▸ **Your instructions**
The answer must be a single number: how many lines in the entries below contain the word "kind".

** Information shown follows **

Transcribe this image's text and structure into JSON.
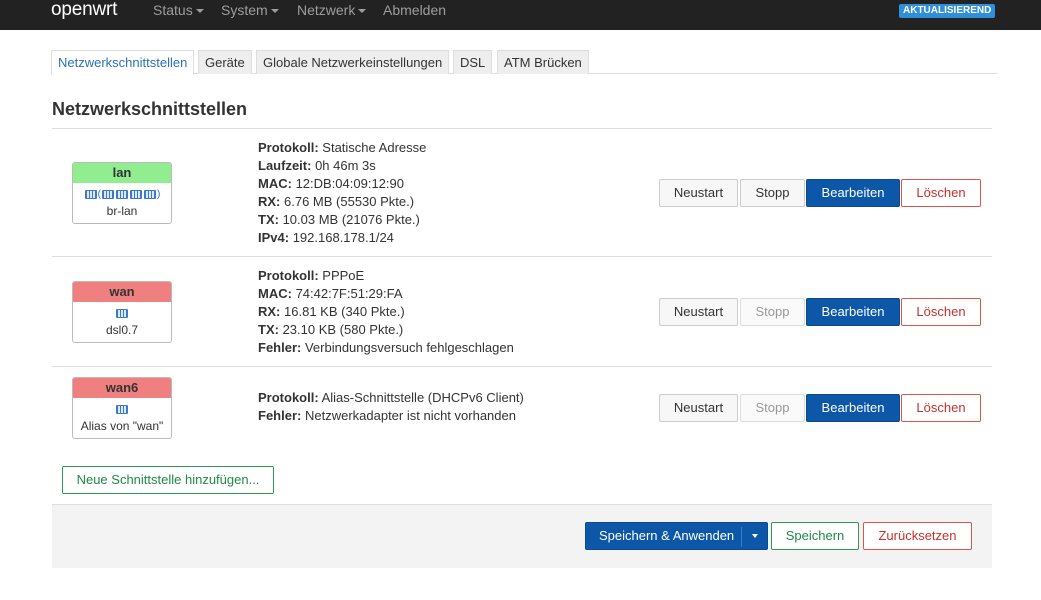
{
  "navbar": {
    "brand": "openwrt",
    "menu": [
      "Status",
      "System",
      "Netzwerk",
      "Abmelden"
    ],
    "badge": "AKTUALISIEREND"
  },
  "tabs": [
    "Netzwerkschnittstellen",
    "Geräte",
    "Globale Netzwerkeinstellungen",
    "DSL",
    "ATM Brücken"
  ],
  "page_title": "Netzwerkschnittstellen",
  "interfaces": [
    {
      "name": "lan",
      "header_color": "#90ee90",
      "icons": "🖧(🖧🖧🖧🖧)",
      "device": "br-lan",
      "info": [
        {
          "label": "Protokoll:",
          "value": "Statische Adresse"
        },
        {
          "label": "Laufzeit:",
          "value": "0h 46m 3s"
        },
        {
          "label": "MAC:",
          "value": "12:DB:04:09:12:90"
        },
        {
          "label": "RX:",
          "value": "6.76 MB (55530 Pkte.)"
        },
        {
          "label": "TX:",
          "value": "10.03 MB (21076 Pkte.)"
        },
        {
          "label": "IPv4:",
          "value": "192.168.178.1/24"
        }
      ]
    },
    {
      "name": "wan",
      "header_color": "#f08080",
      "icons": "🖧",
      "device": "dsl0.7",
      "info": [
        {
          "label": "Protokoll:",
          "value": "PPPoE"
        },
        {
          "label": "MAC:",
          "value": "74:42:7F:51:29:FA"
        },
        {
          "label": "RX:",
          "value": "16.81 KB (340 Pkte.)"
        },
        {
          "label": "TX:",
          "value": "23.10 KB (580 Pkte.)"
        },
        {
          "label": "Fehler:",
          "value": "Verbindungsversuch fehlgeschlagen"
        }
      ]
    },
    {
      "name": "wan6",
      "header_color": "#f08080",
      "icons": "🖧",
      "device": "Alias von \"wan\"",
      "info": [
        {
          "label": "Protokoll:",
          "value": "Alias-Schnittstelle (DHCPv6 Client)"
        },
        {
          "label": "Fehler:",
          "value": "Netzwerkadapter ist nicht vorhanden"
        }
      ]
    }
  ],
  "row_buttons": {
    "restart": "Neustart",
    "stop": "Stopp",
    "edit": "Bearbeiten",
    "delete": "Löschen"
  },
  "add_interface": "Neue Schnittstelle hinzufügen...",
  "footer": {
    "save_apply": "Speichern & Anwenden",
    "save": "Speichern",
    "reset": "Zurücksetzen"
  },
  "colors": {
    "navbar": "#222222",
    "primary": "#0d57a8",
    "danger": "#c9302c",
    "success": "#1f8a46",
    "lan_header": "#90ee90",
    "wan_header": "#f08080"
  }
}
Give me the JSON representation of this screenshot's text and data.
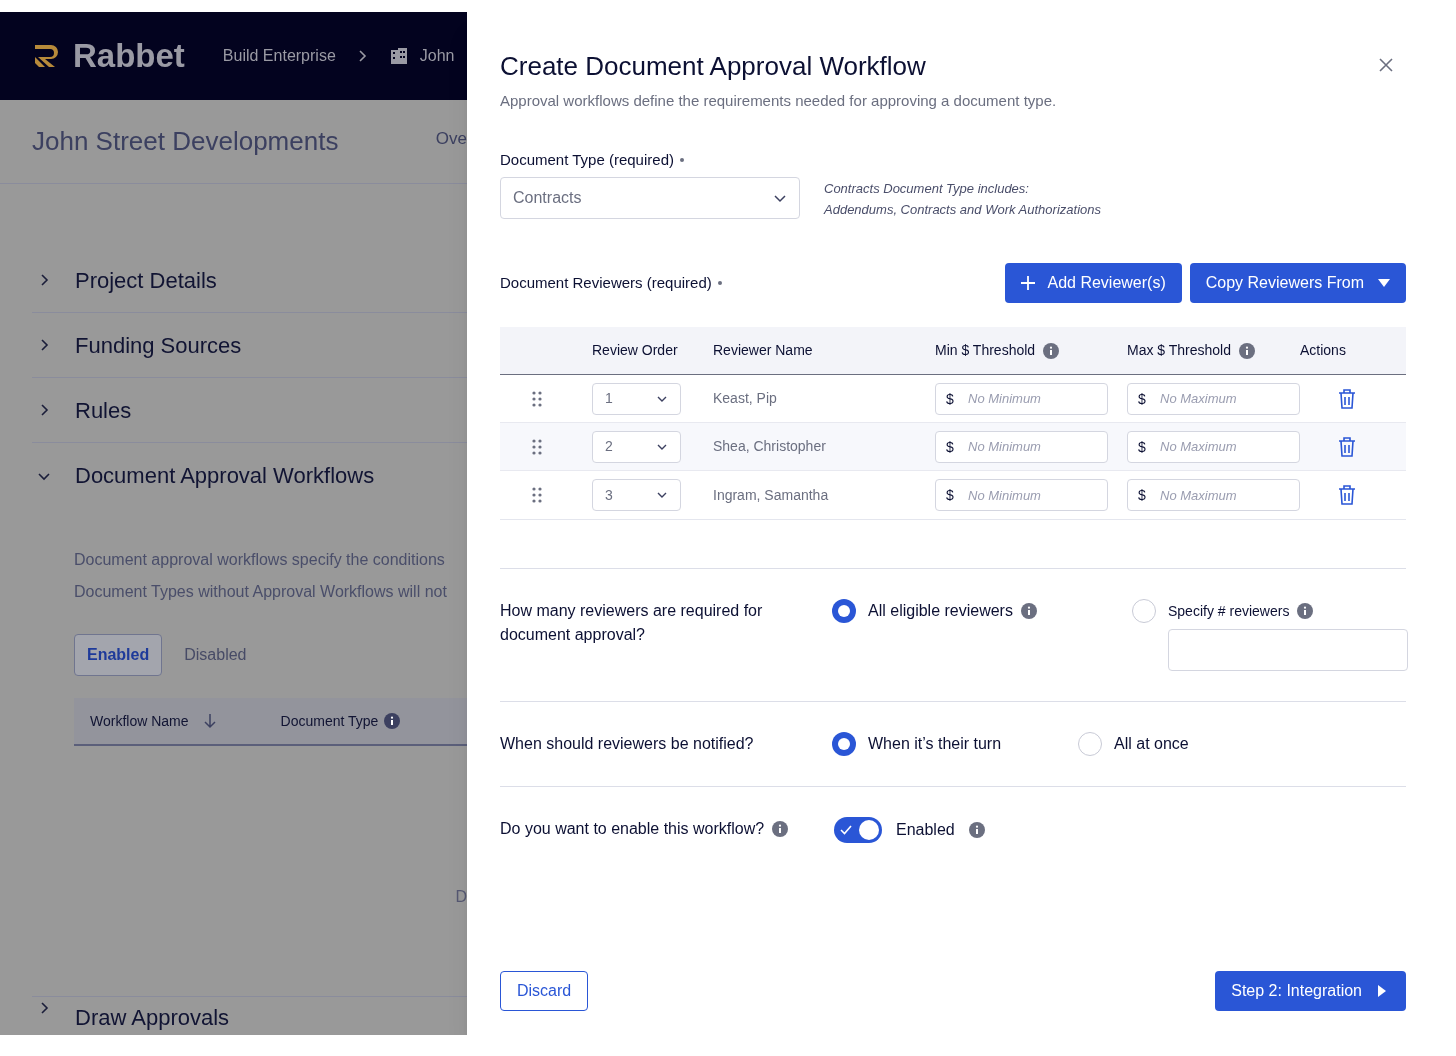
{
  "header": {
    "logo": "Rabbet",
    "breadcrumbs": [
      {
        "label": "Build Enterprise"
      },
      {
        "label": "John"
      }
    ]
  },
  "page": {
    "title": "John Street Developments",
    "nav_tab": "Ove",
    "sections": [
      {
        "label": "Project Details",
        "expanded": false
      },
      {
        "label": "Funding Sources",
        "expanded": false
      },
      {
        "label": "Rules",
        "expanded": false
      },
      {
        "label": "Document Approval Workflows",
        "expanded": true
      }
    ],
    "description": [
      "Document approval workflows specify the conditions",
      "Document Types without Approval Workflows will not"
    ],
    "filter_tabs": [
      {
        "label": "Enabled",
        "selected": true
      },
      {
        "label": "Disabled",
        "selected": false
      }
    ],
    "table_columns": [
      {
        "label": "Workflow Name",
        "kind": "sort"
      },
      {
        "label": "Document Type",
        "kind": "info"
      }
    ],
    "empty_text": "D",
    "next_section": {
      "label": "Draw Approvals",
      "expanded": false
    }
  },
  "modal": {
    "title": "Create Document Approval Workflow",
    "subtitle": "Approval workflows define the requirements needed for approving a document type.",
    "document_type": {
      "label": "Document Type (required)",
      "value": "Contracts",
      "note": [
        "Contracts Document Type includes:",
        "Addendums, Contracts and Work Authorizations"
      ]
    },
    "reviewers": {
      "label": "Document Reviewers (required)",
      "add_button": "Add Reviewer(s)",
      "copy_button": "Copy Reviewers From",
      "columns": [
        {
          "label": "Review Order",
          "info": false
        },
        {
          "label": "Reviewer Name",
          "info": false
        },
        {
          "label": "Min $ Threshold",
          "info": true
        },
        {
          "label": "Max $ Threshold",
          "info": true
        },
        {
          "label": "Actions",
          "info": false
        }
      ],
      "rows": [
        {
          "order": "1",
          "name": "Keast, Pip",
          "min_prefix": "$",
          "min_placeholder": "No Minimum",
          "max_prefix": "$",
          "max_placeholder": "No Maximum"
        },
        {
          "order": "2",
          "name": "Shea, Christopher",
          "min_prefix": "$",
          "min_placeholder": "No Minimum",
          "max_prefix": "$",
          "max_placeholder": "No Maximum"
        },
        {
          "order": "3",
          "name": "Ingram, Samantha",
          "min_prefix": "$",
          "min_placeholder": "No Minimum",
          "max_prefix": "$",
          "max_placeholder": "No Maximum"
        }
      ]
    },
    "questions": [
      {
        "kind": "radio",
        "text": "How many reviewers are required for document approval?",
        "options": [
          {
            "label": "All eligible reviewers",
            "selected": true,
            "info": true,
            "field": false
          },
          {
            "label": "Specify # reviewers",
            "selected": false,
            "info": true,
            "field": true
          }
        ]
      },
      {
        "kind": "radio",
        "text": "When should reviewers be notified?",
        "options": [
          {
            "label": "When it’s their turn",
            "selected": true,
            "info": false,
            "field": false
          },
          {
            "label": "All at once",
            "selected": false,
            "info": false,
            "field": false
          }
        ]
      },
      {
        "kind": "toggle",
        "text": "Do you want to enable this workflow?",
        "info": true,
        "on": true,
        "toggle_label": "Enabled",
        "toggle_info": true
      }
    ],
    "discard_button": "Discard",
    "next_button": "Step 2: Integration"
  }
}
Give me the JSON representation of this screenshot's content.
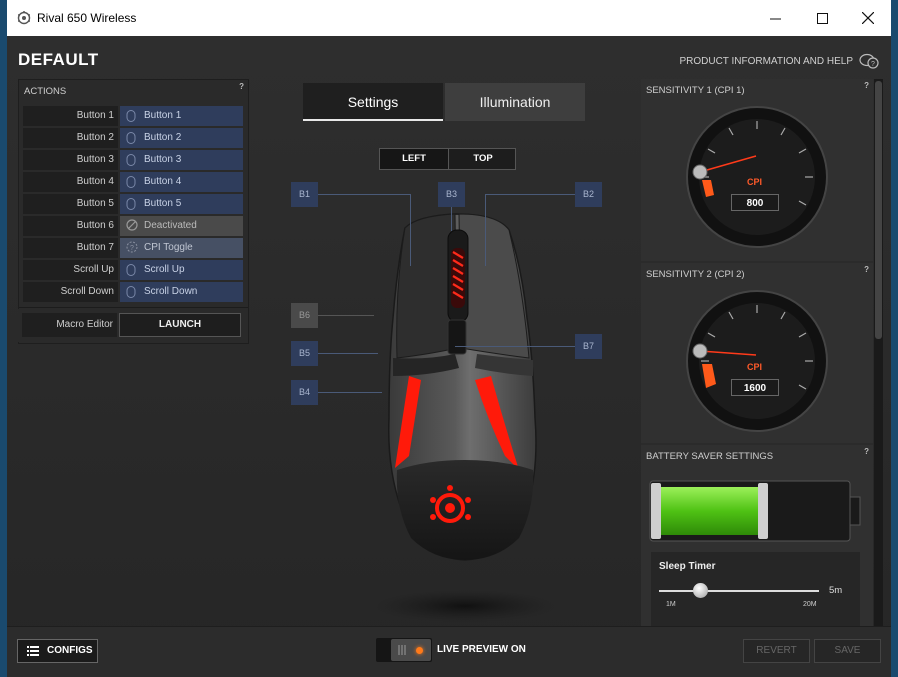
{
  "window": {
    "title": "Rival 650 Wireless"
  },
  "header": {
    "config_name": "DEFAULT",
    "help_link": "PRODUCT INFORMATION AND HELP"
  },
  "actions": {
    "title": "ACTIONS",
    "help": "?",
    "rows": [
      {
        "label": "Button 1",
        "binding": "Button 1"
      },
      {
        "label": "Button 2",
        "binding": "Button 2"
      },
      {
        "label": "Button 3",
        "binding": "Button 3"
      },
      {
        "label": "Button 4",
        "binding": "Button 4"
      },
      {
        "label": "Button 5",
        "binding": "Button 5"
      },
      {
        "label": "Button 6",
        "binding": "Deactivated"
      },
      {
        "label": "Button 7",
        "binding": "CPI Toggle"
      },
      {
        "label": "Scroll Up",
        "binding": "Scroll Up"
      },
      {
        "label": "Scroll Down",
        "binding": "Scroll Down"
      }
    ],
    "macro_label": "Macro Editor",
    "launch_label": "LAUNCH"
  },
  "tabs": [
    {
      "label": "Settings",
      "active": true
    },
    {
      "label": "Illumination",
      "active": false
    }
  ],
  "view": {
    "left": "LEFT",
    "top": "TOP",
    "selected": "LEFT"
  },
  "buttons": {
    "b1": "B1",
    "b2": "B2",
    "b3": "B3",
    "b4": "B4",
    "b5": "B5",
    "b6": "B6",
    "b7": "B7"
  },
  "sensitivity1": {
    "title": "SENSITIVITY 1 (CPI 1)",
    "help": "?",
    "unit": "CPI",
    "value": "800"
  },
  "sensitivity2": {
    "title": "SENSITIVITY 2 (CPI 2)",
    "help": "?",
    "unit": "CPI",
    "value": "1600"
  },
  "battery": {
    "title": "BATTERY SAVER SETTINGS",
    "help": "?",
    "level": 0.55,
    "sleep_title": "Sleep Timer",
    "sleep_value": "5m",
    "sleep_min": "1M",
    "sleep_max": "20M"
  },
  "bottom": {
    "configs_label": "CONFIGS",
    "live_preview_label": "LIVE PREVIEW ON",
    "revert_label": "REVERT",
    "save_label": "SAVE"
  },
  "colors": {
    "accent": "#ff5a2a",
    "binding_bg": "#2f3d5c",
    "battery": "#5ed21a"
  }
}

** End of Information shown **

▸ **Response to this exercise**
5